Check each line of the data below for the word "дней". How many lines have it? Answer with the number alone.
*** RECORDED DATA ***
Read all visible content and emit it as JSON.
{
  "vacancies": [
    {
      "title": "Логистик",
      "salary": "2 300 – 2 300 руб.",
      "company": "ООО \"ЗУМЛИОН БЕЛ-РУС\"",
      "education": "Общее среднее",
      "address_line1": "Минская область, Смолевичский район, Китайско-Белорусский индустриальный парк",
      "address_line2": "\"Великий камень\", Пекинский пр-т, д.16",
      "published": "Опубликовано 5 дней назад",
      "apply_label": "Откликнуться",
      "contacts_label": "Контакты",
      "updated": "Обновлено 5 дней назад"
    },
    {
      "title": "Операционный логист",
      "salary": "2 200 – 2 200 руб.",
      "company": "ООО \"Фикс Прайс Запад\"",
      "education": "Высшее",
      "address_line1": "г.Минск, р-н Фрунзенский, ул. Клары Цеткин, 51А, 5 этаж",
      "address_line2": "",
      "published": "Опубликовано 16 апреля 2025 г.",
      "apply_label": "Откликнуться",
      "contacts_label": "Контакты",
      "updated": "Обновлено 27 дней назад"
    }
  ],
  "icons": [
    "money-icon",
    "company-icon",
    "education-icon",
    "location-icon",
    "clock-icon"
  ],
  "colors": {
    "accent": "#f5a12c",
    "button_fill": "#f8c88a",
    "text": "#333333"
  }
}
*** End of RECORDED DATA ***
> [SOLUTION TO THE EXERCISE]:
3